From the records below, determine the number of lines containing "instance". Output that number alone.

Stored data entries

---------------

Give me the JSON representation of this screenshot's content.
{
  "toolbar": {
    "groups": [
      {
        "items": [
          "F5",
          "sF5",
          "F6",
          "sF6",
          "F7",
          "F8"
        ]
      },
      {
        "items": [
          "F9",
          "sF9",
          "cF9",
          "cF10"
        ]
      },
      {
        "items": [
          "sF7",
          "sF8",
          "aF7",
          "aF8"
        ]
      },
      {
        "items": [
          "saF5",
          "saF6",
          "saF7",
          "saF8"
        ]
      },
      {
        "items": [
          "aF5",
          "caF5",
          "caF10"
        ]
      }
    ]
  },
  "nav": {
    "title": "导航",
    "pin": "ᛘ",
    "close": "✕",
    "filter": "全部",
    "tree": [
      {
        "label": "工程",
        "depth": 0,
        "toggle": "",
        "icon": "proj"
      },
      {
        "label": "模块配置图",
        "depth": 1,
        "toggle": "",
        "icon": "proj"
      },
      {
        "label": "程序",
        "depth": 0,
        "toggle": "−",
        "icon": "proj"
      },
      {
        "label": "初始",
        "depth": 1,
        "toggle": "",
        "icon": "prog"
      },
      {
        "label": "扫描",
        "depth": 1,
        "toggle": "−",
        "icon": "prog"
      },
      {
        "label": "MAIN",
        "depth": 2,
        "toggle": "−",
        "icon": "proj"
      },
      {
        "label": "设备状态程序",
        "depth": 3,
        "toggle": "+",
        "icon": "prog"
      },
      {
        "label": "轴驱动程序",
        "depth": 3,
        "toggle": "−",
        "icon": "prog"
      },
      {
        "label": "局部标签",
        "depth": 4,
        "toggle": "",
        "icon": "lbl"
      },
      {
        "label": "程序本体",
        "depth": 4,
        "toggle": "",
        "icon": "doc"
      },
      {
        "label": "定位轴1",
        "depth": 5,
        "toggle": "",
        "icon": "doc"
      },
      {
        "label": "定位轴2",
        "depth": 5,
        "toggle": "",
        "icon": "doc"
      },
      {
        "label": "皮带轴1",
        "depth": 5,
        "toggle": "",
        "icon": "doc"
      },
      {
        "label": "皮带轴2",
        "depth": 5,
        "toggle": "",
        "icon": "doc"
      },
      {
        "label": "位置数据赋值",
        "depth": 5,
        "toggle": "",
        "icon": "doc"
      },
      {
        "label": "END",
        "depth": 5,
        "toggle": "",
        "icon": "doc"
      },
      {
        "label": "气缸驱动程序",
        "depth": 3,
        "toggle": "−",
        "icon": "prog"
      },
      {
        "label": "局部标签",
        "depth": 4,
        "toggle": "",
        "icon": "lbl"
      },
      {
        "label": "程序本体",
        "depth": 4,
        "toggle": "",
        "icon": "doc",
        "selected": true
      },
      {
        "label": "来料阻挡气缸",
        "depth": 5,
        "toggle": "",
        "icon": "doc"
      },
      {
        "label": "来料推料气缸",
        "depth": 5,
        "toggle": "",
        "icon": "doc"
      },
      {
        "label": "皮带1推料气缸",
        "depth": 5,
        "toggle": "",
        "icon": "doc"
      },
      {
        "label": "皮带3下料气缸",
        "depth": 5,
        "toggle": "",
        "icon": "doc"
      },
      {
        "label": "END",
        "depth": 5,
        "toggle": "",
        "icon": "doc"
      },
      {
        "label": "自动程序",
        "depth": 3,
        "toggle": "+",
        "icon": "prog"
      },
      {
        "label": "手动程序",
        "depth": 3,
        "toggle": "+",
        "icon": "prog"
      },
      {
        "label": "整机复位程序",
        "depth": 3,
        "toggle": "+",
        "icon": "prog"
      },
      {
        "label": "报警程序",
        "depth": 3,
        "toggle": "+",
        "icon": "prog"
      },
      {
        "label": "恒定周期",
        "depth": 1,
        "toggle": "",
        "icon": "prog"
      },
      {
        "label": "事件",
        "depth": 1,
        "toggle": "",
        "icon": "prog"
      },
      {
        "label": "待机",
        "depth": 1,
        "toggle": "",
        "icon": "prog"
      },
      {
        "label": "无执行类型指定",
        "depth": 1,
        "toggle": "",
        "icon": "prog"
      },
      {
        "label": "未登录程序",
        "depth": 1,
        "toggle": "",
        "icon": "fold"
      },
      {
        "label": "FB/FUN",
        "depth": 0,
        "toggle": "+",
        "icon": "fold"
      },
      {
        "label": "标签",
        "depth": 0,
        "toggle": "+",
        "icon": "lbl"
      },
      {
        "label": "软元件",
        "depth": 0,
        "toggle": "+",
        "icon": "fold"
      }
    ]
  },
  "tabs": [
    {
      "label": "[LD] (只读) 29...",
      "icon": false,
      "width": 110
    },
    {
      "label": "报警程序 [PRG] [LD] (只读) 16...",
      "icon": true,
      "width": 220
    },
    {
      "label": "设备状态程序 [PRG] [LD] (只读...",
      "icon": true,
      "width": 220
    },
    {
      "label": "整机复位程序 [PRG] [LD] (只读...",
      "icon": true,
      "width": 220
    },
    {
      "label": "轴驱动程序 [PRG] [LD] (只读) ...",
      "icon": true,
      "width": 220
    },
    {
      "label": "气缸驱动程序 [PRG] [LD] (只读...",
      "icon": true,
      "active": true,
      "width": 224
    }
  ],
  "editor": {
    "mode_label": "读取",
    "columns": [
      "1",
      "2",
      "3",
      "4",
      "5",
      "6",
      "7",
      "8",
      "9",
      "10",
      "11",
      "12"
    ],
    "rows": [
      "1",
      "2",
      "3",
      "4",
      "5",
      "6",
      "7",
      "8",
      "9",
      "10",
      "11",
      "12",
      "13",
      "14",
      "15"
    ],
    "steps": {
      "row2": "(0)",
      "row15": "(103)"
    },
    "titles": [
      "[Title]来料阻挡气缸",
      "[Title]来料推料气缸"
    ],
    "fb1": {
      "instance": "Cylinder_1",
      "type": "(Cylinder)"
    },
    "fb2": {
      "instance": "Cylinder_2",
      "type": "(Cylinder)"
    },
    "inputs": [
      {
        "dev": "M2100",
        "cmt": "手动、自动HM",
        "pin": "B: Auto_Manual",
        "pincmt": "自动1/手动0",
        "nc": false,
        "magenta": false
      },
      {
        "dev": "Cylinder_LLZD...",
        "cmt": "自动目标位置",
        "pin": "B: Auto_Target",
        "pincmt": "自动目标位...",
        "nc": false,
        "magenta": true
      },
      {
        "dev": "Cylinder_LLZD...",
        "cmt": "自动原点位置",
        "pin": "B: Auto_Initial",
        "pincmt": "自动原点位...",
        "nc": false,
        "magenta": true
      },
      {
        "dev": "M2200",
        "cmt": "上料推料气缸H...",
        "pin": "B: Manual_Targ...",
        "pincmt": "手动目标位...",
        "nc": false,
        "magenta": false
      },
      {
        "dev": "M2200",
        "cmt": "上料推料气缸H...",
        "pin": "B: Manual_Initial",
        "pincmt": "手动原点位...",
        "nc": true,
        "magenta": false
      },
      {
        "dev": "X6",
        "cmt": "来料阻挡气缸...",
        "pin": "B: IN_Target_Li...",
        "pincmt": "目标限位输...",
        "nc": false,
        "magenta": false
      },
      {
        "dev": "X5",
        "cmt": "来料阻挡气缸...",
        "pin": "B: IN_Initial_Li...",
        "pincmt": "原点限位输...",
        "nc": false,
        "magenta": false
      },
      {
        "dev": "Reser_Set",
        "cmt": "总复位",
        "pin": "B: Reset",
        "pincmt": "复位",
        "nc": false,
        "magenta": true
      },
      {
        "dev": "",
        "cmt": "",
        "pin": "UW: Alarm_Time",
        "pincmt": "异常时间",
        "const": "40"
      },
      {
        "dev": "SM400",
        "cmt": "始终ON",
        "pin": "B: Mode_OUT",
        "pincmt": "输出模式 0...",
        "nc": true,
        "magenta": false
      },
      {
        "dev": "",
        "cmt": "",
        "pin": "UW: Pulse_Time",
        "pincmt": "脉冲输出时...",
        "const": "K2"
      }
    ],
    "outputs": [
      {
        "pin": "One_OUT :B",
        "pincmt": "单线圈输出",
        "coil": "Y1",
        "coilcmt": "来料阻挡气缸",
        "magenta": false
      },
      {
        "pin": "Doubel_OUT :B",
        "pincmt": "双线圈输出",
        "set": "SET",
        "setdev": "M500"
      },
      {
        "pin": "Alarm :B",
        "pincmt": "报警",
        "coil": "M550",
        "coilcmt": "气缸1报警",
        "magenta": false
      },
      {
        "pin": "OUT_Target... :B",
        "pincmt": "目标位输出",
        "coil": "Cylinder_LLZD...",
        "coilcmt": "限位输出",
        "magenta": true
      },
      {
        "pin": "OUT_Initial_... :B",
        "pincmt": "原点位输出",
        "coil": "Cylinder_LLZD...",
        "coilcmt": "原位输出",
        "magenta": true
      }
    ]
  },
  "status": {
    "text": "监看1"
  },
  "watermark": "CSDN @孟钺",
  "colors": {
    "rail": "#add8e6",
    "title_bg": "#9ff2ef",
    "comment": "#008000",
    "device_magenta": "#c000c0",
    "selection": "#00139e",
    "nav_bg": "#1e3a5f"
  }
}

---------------

Task solution |
2